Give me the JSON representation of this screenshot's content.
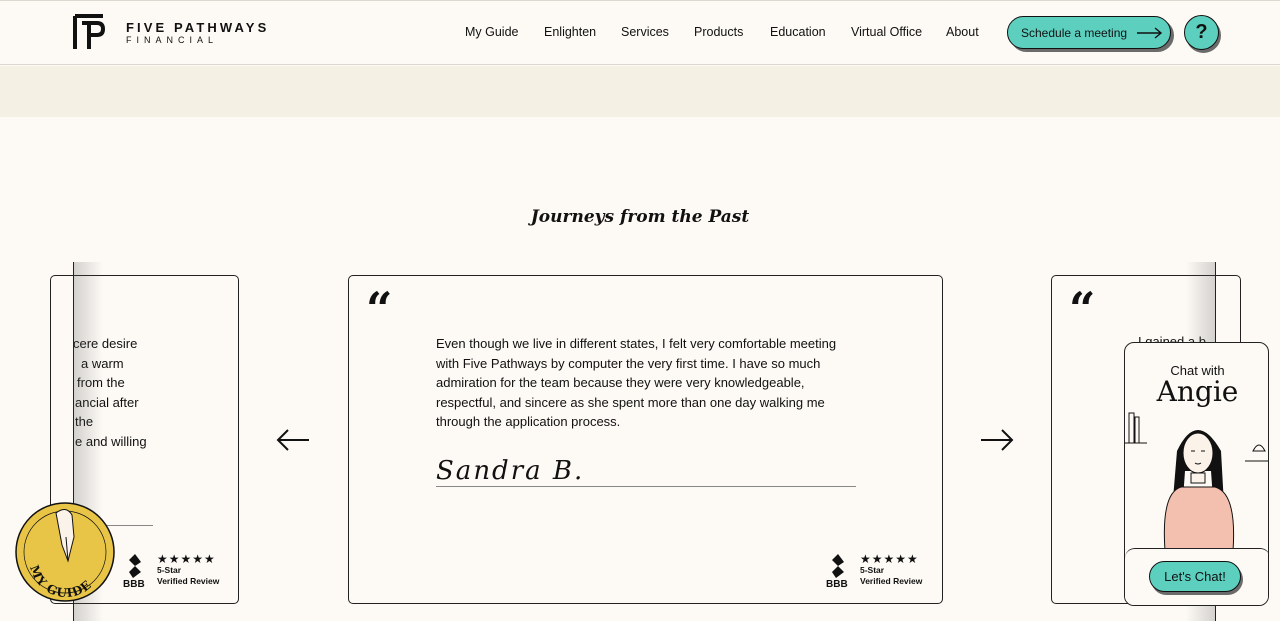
{
  "brand": {
    "name": "FIVE PATHWAYS",
    "sub": "FINANCIAL"
  },
  "nav": {
    "items": [
      {
        "label": "My Guide"
      },
      {
        "label": "Enlighten"
      },
      {
        "label": "Services"
      },
      {
        "label": "Products"
      },
      {
        "label": "Education"
      },
      {
        "label": "Virtual Office"
      },
      {
        "label": "About"
      }
    ],
    "cta_label": "Schedule a meeting",
    "help_label": "?"
  },
  "section": {
    "title": "Journeys from the Past"
  },
  "testimonials": {
    "left": {
      "lines": [
        "cere desire",
        "a warm",
        "from the",
        "ancial after",
        "the",
        "e and willing"
      ]
    },
    "main": {
      "text": "Even though we live in different states, I felt very comfortable meeting with Five Pathways by computer the very first time. I have so much admiration for the team because they were very knowledgeable, respectful, and sincere as she spent more than one day walking me through the application process.",
      "signature": "Sandra B."
    },
    "right": {
      "partial": "I gained a b"
    }
  },
  "bbb": {
    "logo_text": "BBB",
    "stars": "★★★★★",
    "line1": "5-Star",
    "line2": "Verified Review"
  },
  "chat": {
    "with": "Chat with",
    "name": "Angie",
    "button": "Let's Chat!"
  },
  "guide_badge": {
    "label": "MY GUIDE"
  },
  "colors": {
    "accent": "#5ccfbf",
    "background": "#fdfaf5",
    "band": "#f5f0e4"
  }
}
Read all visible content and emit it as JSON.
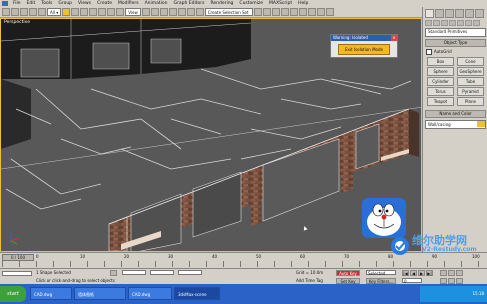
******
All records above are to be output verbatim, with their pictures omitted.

- _Exercise response_
Give me the JSON representation of this screenshot's content.
{
  "brand": {
    "name": "FIVE PATHWAYS",
    "sub": "FINANCIAL"
  },
  "nav": {
    "items": [
      {
        "label": "My Guide"
      },
      {
        "label": "Enlighten"
      },
      {
        "label": "Services"
      },
      {
        "label": "Products"
      },
      {
        "label": "Education"
      },
      {
        "label": "Virtual Office"
      },
      {
        "label": "About"
      }
    ],
    "cta_label": "Schedule a meeting",
    "help_label": "?"
  },
  "section": {
    "title": "Journeys from the Past"
  },
  "testimonials": {
    "left": {
      "lines": [
        "cere desire",
        "a warm",
        "from the",
        "ancial after",
        "the",
        "e and willing"
      ]
    },
    "main": {
      "text": "Even though we live in different states, I felt very comfortable meeting with Five Pathways by computer the very first time. I have so much admiration for the team because they were very knowledgeable, respectful, and sincere as she spent more than one day walking me through the application process.",
      "signature": "Sandra B."
    },
    "right": {
      "partial": "I gained a b"
    }
  },
  "bbb": {
    "logo_text": "BBB",
    "stars": "★★★★★",
    "line1": "5-Star",
    "line2": "Verified Review"
  },
  "chat": {
    "with": "Chat with",
    "name": "Angie",
    "button": "Let's Chat!"
  },
  "guide_badge": {
    "label": "MY GUIDE"
  },
  "colors": {
    "accent": "#5ccfbf",
    "background": "#fdfaf5",
    "band": "#f5f0e4"
  }
}
Read all visible content and emit it as JSON.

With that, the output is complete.